Work request:
Every entry is to be set down a second time, precisely as written.

Available records:
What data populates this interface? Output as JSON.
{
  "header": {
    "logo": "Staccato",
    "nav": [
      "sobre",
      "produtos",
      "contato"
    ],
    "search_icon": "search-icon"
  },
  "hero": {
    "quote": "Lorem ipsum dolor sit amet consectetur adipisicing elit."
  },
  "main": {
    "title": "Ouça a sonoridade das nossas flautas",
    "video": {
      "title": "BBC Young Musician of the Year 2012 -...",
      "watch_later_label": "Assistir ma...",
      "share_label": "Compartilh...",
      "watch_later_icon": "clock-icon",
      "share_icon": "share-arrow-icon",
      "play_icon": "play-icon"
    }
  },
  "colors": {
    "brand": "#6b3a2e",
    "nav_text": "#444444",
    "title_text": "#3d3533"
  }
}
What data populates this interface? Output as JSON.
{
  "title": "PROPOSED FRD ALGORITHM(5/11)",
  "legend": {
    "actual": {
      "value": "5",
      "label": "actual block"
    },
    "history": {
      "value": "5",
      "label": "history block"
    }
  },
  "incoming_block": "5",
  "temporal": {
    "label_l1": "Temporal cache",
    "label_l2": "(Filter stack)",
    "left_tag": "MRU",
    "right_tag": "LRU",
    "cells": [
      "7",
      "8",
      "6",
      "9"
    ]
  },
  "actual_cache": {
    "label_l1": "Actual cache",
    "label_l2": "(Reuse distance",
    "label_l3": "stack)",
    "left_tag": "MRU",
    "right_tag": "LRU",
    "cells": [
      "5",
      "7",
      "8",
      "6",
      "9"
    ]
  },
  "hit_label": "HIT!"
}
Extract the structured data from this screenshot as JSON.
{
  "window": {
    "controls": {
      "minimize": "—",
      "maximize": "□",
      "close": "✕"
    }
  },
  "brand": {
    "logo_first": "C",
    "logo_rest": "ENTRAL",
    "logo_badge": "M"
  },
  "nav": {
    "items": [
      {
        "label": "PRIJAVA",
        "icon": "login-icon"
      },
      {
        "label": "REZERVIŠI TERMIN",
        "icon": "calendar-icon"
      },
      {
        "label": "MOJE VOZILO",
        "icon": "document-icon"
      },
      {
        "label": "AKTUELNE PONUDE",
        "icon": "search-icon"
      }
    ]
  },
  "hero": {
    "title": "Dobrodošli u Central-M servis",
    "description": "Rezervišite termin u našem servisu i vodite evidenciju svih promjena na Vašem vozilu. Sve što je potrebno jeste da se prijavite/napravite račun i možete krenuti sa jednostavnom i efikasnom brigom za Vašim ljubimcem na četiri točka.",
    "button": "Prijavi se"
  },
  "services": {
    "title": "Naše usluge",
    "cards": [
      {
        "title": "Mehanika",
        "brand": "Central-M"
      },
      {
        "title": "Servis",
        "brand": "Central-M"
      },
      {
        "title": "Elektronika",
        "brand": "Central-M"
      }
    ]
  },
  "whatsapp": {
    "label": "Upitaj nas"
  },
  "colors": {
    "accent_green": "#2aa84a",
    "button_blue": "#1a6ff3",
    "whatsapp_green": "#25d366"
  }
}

Result of the task:
What data populates this interface? Output as JSON.
{
  "header": {
    "logo": "Staccato",
    "nav": [
      "sobre",
      "produtos",
      "contato"
    ],
    "search_icon": "search-icon"
  },
  "hero": {
    "quote": "Lorem ipsum dolor sit amet consectetur adipisicing elit."
  },
  "main": {
    "title": "Ouça a sonoridade das nossas flautas",
    "video": {
      "title": "BBC Young Musician of the Year 2012 -...",
      "watch_later_label": "Assistir ma...",
      "share_label": "Compartilh...",
      "watch_later_icon": "clock-icon",
      "share_icon": "share-arrow-icon",
      "play_icon": "play-icon"
    }
  },
  "colors": {
    "brand": "#6b3a2e",
    "nav_text": "#444444",
    "title_text": "#3d3533"
  }
}
What data populates this interface? Output as JSON.
{
  "title": "PROPOSED FRD ALGORITHM(5/11)",
  "legend": {
    "actual": {
      "value": "5",
      "label": "actual block"
    },
    "history": {
      "value": "5",
      "label": "history block"
    }
  },
  "incoming_block": "5",
  "temporal": {
    "label_l1": "Temporal cache",
    "label_l2": "(Filter stack)",
    "left_tag": "MRU",
    "right_tag": "LRU",
    "cells": [
      "7",
      "8",
      "6",
      "9"
    ]
  },
  "actual_cache": {
    "label_l1": "Actual cache",
    "label_l2": "(Reuse distance",
    "label_l3": "stack)",
    "left_tag": "MRU",
    "right_tag": "LRU",
    "cells": [
      "5",
      "7",
      "8",
      "6",
      "9"
    ]
  },
  "hit_label": "HIT!"
}
Extract the structured data from this screenshot as JSON.
{
  "window": {
    "controls": {
      "minimize": "—",
      "maximize": "□",
      "close": "✕"
    }
  },
  "brand": {
    "logo_first": "C",
    "logo_rest": "ENTRAL",
    "logo_badge": "M"
  },
  "nav": {
    "items": [
      {
        "label": "PRIJAVA",
        "icon": "login-icon"
      },
      {
        "label": "REZERVIŠI TERMIN",
        "icon": "calendar-icon"
      },
      {
        "label": "MOJE VOZILO",
        "icon": "document-icon"
      },
      {
        "label": "AKTUELNE PONUDE",
        "icon": "search-icon"
      }
    ]
  },
  "hero": {
    "title": "Dobrodošli u Central-M servis",
    "description": "Rezervišite termin u našem servisu i vodite evidenciju svih promjena na Vašem vozilu. Sve što je potrebno jeste da se prijavite/napravite račun i možete krenuti sa jednostavnom i efikasnom brigom za Vašim ljubimcem na četiri točka.",
    "button": "Prijavi se"
  },
  "services": {
    "title": "Naše usluge",
    "cards": [
      {
        "title": "Mehanika",
        "brand": "Central-M"
      },
      {
        "title": "Servis",
        "brand": "Central-M"
      },
      {
        "title": "Elektronika",
        "brand": "Central-M"
      }
    ]
  },
  "whatsapp": {
    "label": "Upitaj nas"
  },
  "colors": {
    "accent_green": "#2aa84a",
    "button_blue": "#1a6ff3",
    "whatsapp_green": "#25d366"
  }
}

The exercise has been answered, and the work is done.